** Opening Input block **

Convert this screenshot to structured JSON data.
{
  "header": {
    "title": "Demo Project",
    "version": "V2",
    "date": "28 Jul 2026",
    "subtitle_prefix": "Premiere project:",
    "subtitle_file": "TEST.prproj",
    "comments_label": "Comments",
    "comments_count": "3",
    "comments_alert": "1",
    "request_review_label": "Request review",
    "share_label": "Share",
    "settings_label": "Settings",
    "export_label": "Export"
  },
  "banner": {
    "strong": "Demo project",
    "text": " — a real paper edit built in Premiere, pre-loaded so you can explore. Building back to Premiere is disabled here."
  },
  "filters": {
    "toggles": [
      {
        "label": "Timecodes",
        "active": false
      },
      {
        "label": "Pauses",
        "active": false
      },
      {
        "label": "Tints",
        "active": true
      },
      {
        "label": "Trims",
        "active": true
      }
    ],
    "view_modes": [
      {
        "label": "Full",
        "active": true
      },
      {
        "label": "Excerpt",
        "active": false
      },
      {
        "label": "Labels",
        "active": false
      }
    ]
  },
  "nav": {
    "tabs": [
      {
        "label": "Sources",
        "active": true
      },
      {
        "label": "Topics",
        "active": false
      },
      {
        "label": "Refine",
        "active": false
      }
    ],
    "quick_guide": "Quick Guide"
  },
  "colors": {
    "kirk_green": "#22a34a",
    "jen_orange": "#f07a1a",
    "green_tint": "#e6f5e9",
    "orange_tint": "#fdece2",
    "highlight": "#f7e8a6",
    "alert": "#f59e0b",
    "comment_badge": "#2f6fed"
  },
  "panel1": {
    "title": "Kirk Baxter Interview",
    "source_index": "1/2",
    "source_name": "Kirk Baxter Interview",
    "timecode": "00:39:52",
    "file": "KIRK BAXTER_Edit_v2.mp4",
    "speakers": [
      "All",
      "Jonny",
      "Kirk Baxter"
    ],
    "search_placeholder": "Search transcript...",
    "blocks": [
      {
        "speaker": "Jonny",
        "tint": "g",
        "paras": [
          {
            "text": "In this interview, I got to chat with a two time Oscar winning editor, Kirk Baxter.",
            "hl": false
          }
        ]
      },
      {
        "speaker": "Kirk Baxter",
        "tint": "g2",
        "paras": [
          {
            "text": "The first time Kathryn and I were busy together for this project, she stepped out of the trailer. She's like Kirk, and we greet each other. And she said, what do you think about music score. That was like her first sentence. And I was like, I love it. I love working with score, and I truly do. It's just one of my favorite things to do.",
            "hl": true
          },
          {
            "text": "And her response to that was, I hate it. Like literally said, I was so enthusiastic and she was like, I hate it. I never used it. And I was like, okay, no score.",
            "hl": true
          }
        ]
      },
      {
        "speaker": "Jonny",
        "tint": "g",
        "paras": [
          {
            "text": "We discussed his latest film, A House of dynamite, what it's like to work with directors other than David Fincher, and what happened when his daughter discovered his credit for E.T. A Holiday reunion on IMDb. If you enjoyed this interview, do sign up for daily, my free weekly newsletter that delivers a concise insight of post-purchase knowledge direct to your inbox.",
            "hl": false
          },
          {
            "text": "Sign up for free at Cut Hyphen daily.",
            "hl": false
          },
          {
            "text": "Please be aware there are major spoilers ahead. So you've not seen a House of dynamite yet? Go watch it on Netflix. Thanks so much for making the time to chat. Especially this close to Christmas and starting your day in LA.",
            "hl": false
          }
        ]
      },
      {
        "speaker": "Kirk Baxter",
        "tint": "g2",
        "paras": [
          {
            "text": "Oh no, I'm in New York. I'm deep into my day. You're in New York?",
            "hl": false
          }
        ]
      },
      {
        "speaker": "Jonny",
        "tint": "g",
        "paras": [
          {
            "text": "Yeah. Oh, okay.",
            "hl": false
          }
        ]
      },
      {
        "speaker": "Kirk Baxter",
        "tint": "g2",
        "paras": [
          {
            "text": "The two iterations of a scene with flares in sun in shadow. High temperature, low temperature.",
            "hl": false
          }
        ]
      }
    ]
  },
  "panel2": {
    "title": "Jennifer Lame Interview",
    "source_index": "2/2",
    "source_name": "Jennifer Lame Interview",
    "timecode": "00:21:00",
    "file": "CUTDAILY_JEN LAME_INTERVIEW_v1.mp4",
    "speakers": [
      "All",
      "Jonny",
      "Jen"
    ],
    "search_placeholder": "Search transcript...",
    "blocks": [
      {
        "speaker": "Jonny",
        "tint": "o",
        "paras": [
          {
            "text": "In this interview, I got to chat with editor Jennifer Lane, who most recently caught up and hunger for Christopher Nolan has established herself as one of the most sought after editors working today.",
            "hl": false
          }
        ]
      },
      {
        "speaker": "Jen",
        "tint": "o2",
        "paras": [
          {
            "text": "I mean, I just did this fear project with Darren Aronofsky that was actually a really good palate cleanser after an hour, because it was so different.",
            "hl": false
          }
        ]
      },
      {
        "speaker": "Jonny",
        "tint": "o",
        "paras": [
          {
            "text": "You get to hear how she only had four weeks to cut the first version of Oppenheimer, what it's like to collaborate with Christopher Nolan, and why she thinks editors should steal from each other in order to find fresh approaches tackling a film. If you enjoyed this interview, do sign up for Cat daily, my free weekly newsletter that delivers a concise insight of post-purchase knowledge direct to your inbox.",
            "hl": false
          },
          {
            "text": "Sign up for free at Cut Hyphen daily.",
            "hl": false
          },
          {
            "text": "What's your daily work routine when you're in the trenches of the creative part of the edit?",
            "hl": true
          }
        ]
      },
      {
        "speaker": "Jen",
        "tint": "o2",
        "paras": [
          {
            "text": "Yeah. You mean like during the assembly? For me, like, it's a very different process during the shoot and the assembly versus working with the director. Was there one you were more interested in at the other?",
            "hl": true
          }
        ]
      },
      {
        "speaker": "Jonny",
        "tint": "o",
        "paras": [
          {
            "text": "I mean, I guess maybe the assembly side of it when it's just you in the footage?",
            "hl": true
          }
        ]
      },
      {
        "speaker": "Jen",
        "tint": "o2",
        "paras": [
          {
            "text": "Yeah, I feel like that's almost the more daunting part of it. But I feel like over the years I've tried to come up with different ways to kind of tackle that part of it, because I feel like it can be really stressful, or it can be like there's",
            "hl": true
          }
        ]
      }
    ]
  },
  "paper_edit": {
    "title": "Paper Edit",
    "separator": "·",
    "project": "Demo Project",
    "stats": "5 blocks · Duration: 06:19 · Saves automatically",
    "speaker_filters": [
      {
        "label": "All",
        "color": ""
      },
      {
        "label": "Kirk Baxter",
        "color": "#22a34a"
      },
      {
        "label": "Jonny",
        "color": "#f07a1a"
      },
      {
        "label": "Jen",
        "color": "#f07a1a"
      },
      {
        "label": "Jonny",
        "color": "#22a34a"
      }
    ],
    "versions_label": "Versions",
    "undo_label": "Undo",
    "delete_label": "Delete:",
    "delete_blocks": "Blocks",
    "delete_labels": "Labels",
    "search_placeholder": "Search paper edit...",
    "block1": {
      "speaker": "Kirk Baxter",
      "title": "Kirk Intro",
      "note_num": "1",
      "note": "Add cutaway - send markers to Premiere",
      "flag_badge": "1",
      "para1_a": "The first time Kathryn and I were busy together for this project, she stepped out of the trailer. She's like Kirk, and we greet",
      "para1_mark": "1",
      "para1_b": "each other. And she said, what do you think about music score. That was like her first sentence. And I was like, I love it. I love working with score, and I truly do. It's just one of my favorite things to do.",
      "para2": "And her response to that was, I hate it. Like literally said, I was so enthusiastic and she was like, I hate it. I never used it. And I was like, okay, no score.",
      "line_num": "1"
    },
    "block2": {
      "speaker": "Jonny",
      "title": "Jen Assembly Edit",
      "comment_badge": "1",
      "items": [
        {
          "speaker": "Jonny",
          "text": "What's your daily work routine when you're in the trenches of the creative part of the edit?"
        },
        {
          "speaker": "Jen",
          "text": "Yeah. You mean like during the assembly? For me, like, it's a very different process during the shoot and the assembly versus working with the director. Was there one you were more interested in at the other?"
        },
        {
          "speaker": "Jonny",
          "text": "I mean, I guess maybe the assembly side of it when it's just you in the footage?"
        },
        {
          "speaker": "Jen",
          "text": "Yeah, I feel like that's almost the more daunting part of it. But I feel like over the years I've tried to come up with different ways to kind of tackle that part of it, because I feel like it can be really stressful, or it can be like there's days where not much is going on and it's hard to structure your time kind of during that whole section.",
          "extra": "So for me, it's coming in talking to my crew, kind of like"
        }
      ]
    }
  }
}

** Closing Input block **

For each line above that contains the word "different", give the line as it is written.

■ Your response
            "text": "I mean, I just did this fear project with Darren Aronofsky that was actually a really good palate cleanser after an hour, because it was so different.",
            "text": "Yeah. You mean like during the assembly? For me, like, it's a very different process during the shoot and the assembly versus working with the director. Was there one you were more interested in at the other?",
            "text": "Yeah, I feel like that's almost the more daunting part of it. But I feel like over the years I've tried to come up with different ways to kind of tackle that part of it, because I feel like it can be really stressful, or it can be like there's",
          "text": "Yeah. You mean like during the assembly? For me, like, it's a very different process during the shoot and the assembly versus working with the director. Was there one you were more interested in at the other?"
          "text": "Yeah, I feel like that's almost the more daunting part of it. But I feel like over the years I've tried to come up with different ways to kind of tackle that part of it, because I feel like it can be really stressful, or it can be like there's days where not much is going on and it's hard to structure your time kind of during that whole section.",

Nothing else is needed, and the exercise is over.